** Opening DATA FOR ANALYSIS block **

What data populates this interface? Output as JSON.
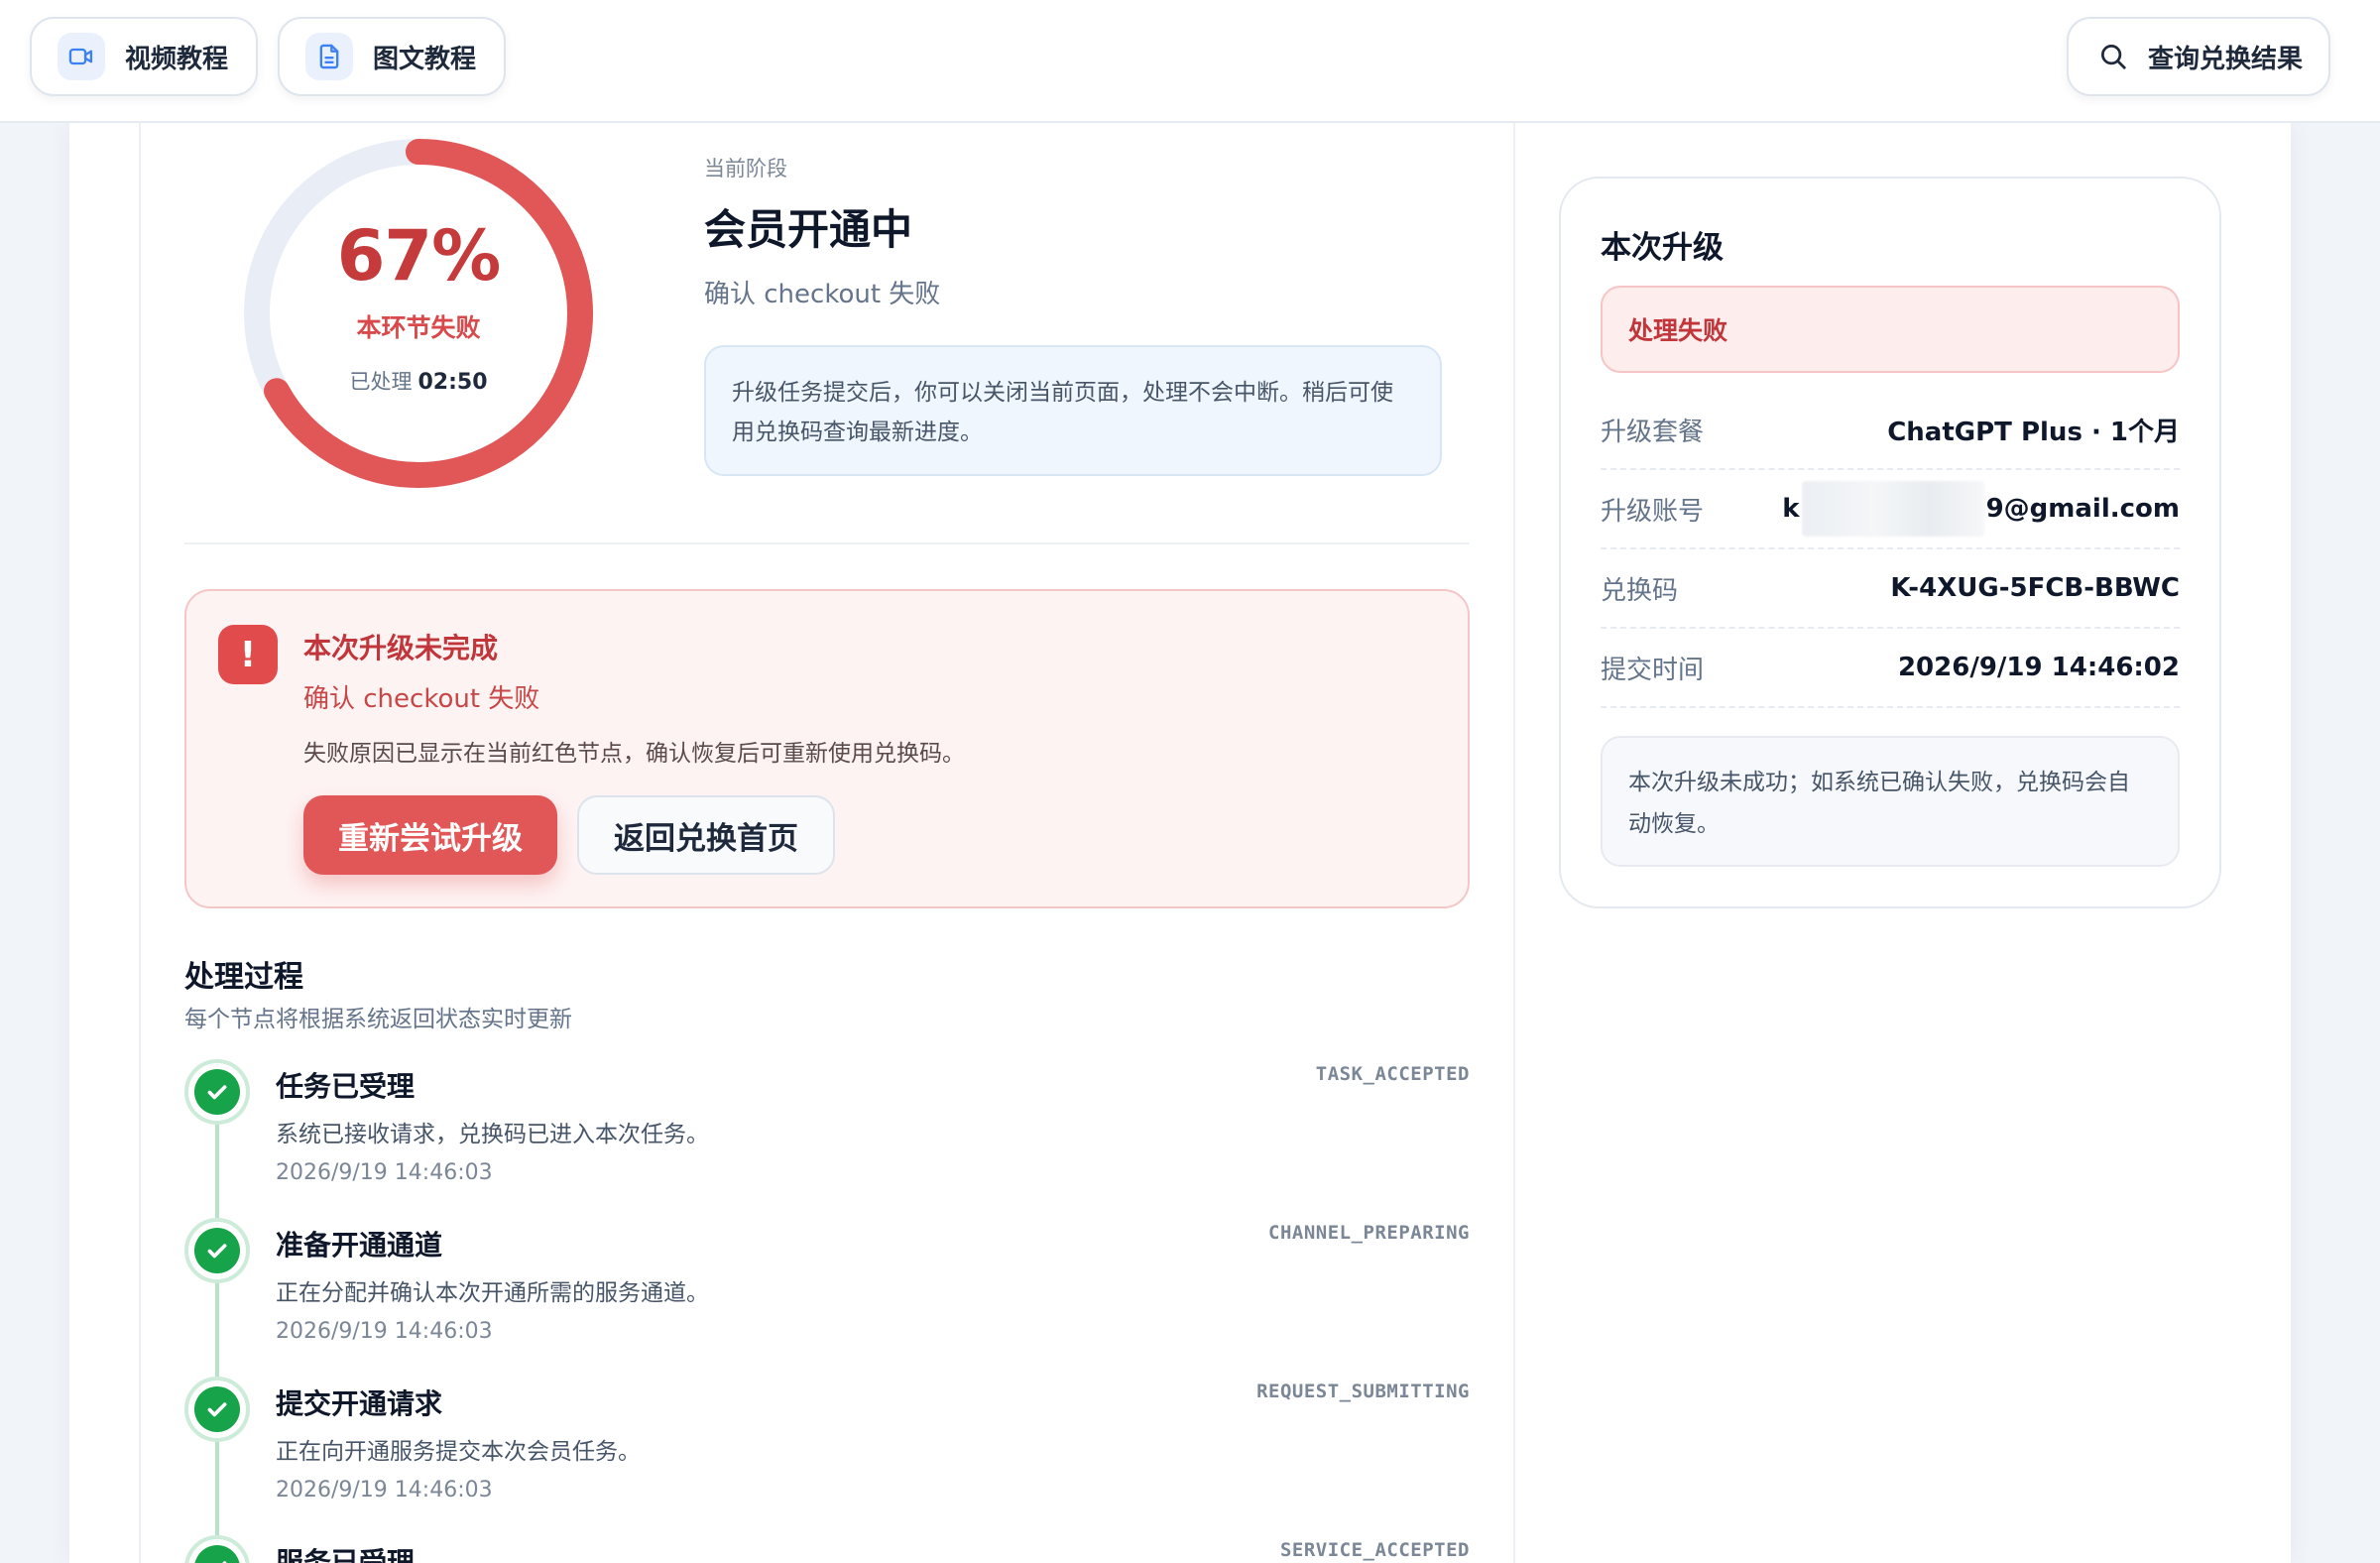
{
  "toolbar": {
    "video_label": "视频教程",
    "doc_label": "图文教程",
    "query_label": "查询兑换结果"
  },
  "progress": {
    "percent_text": "67%",
    "fraction": 0.67,
    "status": "本环节失败",
    "elapsed_label": "已处理",
    "elapsed_value": "02:50"
  },
  "stage": {
    "label": "当前阶段",
    "title": "会员开通中",
    "subtitle": "确认 checkout 失败",
    "note": "升级任务提交后，你可以关闭当前页面，处理不会中断。稍后可使用兑换码查询最新进度。"
  },
  "error": {
    "icon": "!",
    "title": "本次升级未完成",
    "subtitle": "确认 checkout 失败",
    "desc": "失败原因已显示在当前红色节点，确认恢复后可重新使用兑换码。",
    "retry_label": "重新尝试升级",
    "home_label": "返回兑换首页"
  },
  "process": {
    "title": "处理过程",
    "subtitle": "每个节点将根据系统返回状态实时更新",
    "steps": [
      {
        "name": "任务已受理",
        "desc": "系统已接收请求，兑换码已进入本次任务。",
        "time": "2026/9/19 14:46:03",
        "code": "TASK_ACCEPTED"
      },
      {
        "name": "准备开通通道",
        "desc": "正在分配并确认本次开通所需的服务通道。",
        "time": "2026/9/19 14:46:03",
        "code": "CHANNEL_PREPARING"
      },
      {
        "name": "提交开通请求",
        "desc": "正在向开通服务提交本次会员任务。",
        "time": "2026/9/19 14:46:03",
        "code": "REQUEST_SUBMITTING"
      },
      {
        "name": "服务已受理",
        "desc": "",
        "time": "",
        "code": "SERVICE_ACCEPTED"
      }
    ]
  },
  "summary": {
    "title": "本次升级",
    "badge": "处理失败",
    "plan_label": "升级套餐",
    "plan_value": "ChatGPT Plus · 1个月",
    "account_label": "升级账号",
    "account_prefix": "k",
    "account_suffix": "9@gmail.com",
    "code_label": "兑换码",
    "code_value": "K-4XUG-5FCB-BBWC",
    "time_label": "提交时间",
    "time_value": "2026/9/19 14:46:02",
    "foot_note": "本次升级未成功；如系统已确认失败，兑换码会自动恢复。"
  },
  "colors": {
    "accent_red": "#e15656",
    "success_green": "#16a34a",
    "ring_track": "#e9eef6"
  }
}
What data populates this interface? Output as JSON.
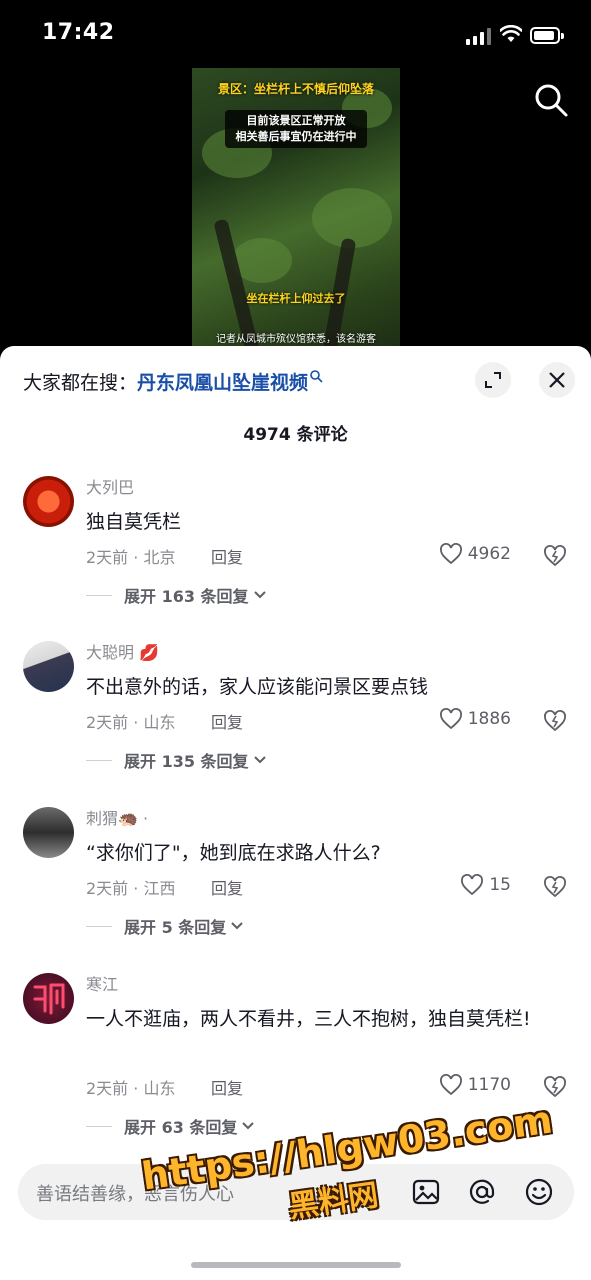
{
  "status_bar": {
    "time": "17:42"
  },
  "video": {
    "title": "景区：坐栏杆上不慎后仰坠落",
    "notice_line1": "目前该景区正常开放",
    "notice_line2": "相关善后事宜仍在进行中",
    "caption_mid": "坐在栏杆上仰过去了",
    "caption_bottom": "记者从凤城市殡仪馆获悉，该名游客"
  },
  "hot_search": {
    "prefix": "大家都在搜：",
    "keyword": "丹东凤凰山坠崖视频"
  },
  "comment_count": "4974 条评论",
  "comments": [
    {
      "user": "大列巴",
      "badge": "",
      "text": "独自莫凭栏",
      "meta": "2天前 · 北京",
      "reply": "回复",
      "likes": "4962",
      "more": "展开 163 条回复"
    },
    {
      "user": "大聪明",
      "badge": "💋",
      "text": "不出意外的话，家人应该能问景区要点钱",
      "meta": "2天前 · 山东",
      "reply": "回复",
      "likes": "1886",
      "more": "展开 135 条回复"
    },
    {
      "user": "刺猬",
      "badge": "🦔 ·",
      "text": "“求你们了\"，她到底在求路人什么?",
      "meta": "2天前 · 江西",
      "reply": "回复",
      "likes": "15",
      "more": "展开 5 条回复"
    },
    {
      "user": "寒江",
      "badge": "",
      "text": "一人不逛庙，两人不看井，三人不抱树，独自莫凭栏!",
      "meta": "2天前 · 山东",
      "reply": "回复",
      "likes": "1170",
      "more": "展开 63 条回复"
    }
  ],
  "input": {
    "placeholder": "善语结善缘，恶言伤人心"
  },
  "watermark": {
    "url": "https://hlgw03.com",
    "name": "黑料网"
  },
  "icons": [
    "search-icon",
    "expand-icon",
    "close-icon",
    "heart-icon",
    "dislike-icon",
    "image-icon",
    "at-icon",
    "emoji-icon"
  ]
}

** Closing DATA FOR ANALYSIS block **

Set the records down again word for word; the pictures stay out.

§ **EXERCISE ANSWER**:
What data populates this interface? Output as JSON.
{
  "toolbar": {
    "video_label": "视频教程",
    "doc_label": "图文教程",
    "query_label": "查询兑换结果"
  },
  "progress": {
    "percent_text": "67%",
    "fraction": 0.67,
    "status": "本环节失败",
    "elapsed_label": "已处理",
    "elapsed_value": "02:50"
  },
  "stage": {
    "label": "当前阶段",
    "title": "会员开通中",
    "subtitle": "确认 checkout 失败",
    "note": "升级任务提交后，你可以关闭当前页面，处理不会中断。稍后可使用兑换码查询最新进度。"
  },
  "error": {
    "icon": "!",
    "title": "本次升级未完成",
    "subtitle": "确认 checkout 失败",
    "desc": "失败原因已显示在当前红色节点，确认恢复后可重新使用兑换码。",
    "retry_label": "重新尝试升级",
    "home_label": "返回兑换首页"
  },
  "process": {
    "title": "处理过程",
    "subtitle": "每个节点将根据系统返回状态实时更新",
    "steps": [
      {
        "name": "任务已受理",
        "desc": "系统已接收请求，兑换码已进入本次任务。",
        "time": "2026/9/19 14:46:03",
        "code": "TASK_ACCEPTED"
      },
      {
        "name": "准备开通通道",
        "desc": "正在分配并确认本次开通所需的服务通道。",
        "time": "2026/9/19 14:46:03",
        "code": "CHANNEL_PREPARING"
      },
      {
        "name": "提交开通请求",
        "desc": "正在向开通服务提交本次会员任务。",
        "time": "2026/9/19 14:46:03",
        "code": "REQUEST_SUBMITTING"
      },
      {
        "name": "服务已受理",
        "desc": "",
        "time": "",
        "code": "SERVICE_ACCEPTED"
      }
    ]
  },
  "summary": {
    "title": "本次升级",
    "badge": "处理失败",
    "plan_label": "升级套餐",
    "plan_value": "ChatGPT Plus · 1个月",
    "account_label": "升级账号",
    "account_prefix": "k",
    "account_suffix": "9@gmail.com",
    "code_label": "兑换码",
    "code_value": "K-4XUG-5FCB-BBWC",
    "time_label": "提交时间",
    "time_value": "2026/9/19 14:46:02",
    "foot_note": "本次升级未成功；如系统已确认失败，兑换码会自动恢复。"
  },
  "colors": {
    "accent_red": "#e15656",
    "success_green": "#16a34a",
    "ring_track": "#e9eef6"
  }
}
What data populates this interface? Output as JSON.
{
  "status_bar": {
    "time": "17:42"
  },
  "video": {
    "title": "景区：坐栏杆上不慎后仰坠落",
    "notice_line1": "目前该景区正常开放",
    "notice_line2": "相关善后事宜仍在进行中",
    "caption_mid": "坐在栏杆上仰过去了",
    "caption_bottom": "记者从凤城市殡仪馆获悉，该名游客"
  },
  "hot_search": {
    "prefix": "大家都在搜：",
    "keyword": "丹东凤凰山坠崖视频"
  },
  "comment_count": "4974 条评论",
  "comments": [
    {
      "user": "大列巴",
      "badge": "",
      "text": "独自莫凭栏",
      "meta": "2天前 · 北京",
      "reply": "回复",
      "likes": "4962",
      "more": "展开 163 条回复"
    },
    {
      "user": "大聪明",
      "badge": "💋",
      "text": "不出意外的话，家人应该能问景区要点钱",
      "meta": "2天前 · 山东",
      "reply": "回复",
      "likes": "1886",
      "more": "展开 135 条回复"
    },
    {
      "user": "刺猬",
      "badge": "🦔 ·",
      "text": "“求你们了\"，她到底在求路人什么?",
      "meta": "2天前 · 江西",
      "reply": "回复",
      "likes": "15",
      "more": "展开 5 条回复"
    },
    {
      "user": "寒江",
      "badge": "",
      "text": "一人不逛庙，两人不看井，三人不抱树，独自莫凭栏!",
      "meta": "2天前 · 山东",
      "reply": "回复",
      "likes": "1170",
      "more": "展开 63 条回复"
    }
  ],
  "input": {
    "placeholder": "善语结善缘，恶言伤人心"
  },
  "watermark": {
    "url": "https://hlgw03.com",
    "name": "黑料网"
  },
  "icons": [
    "search-icon",
    "expand-icon",
    "close-icon",
    "heart-icon",
    "dislike-icon",
    "image-icon",
    "at-icon",
    "emoji-icon"
  ]
}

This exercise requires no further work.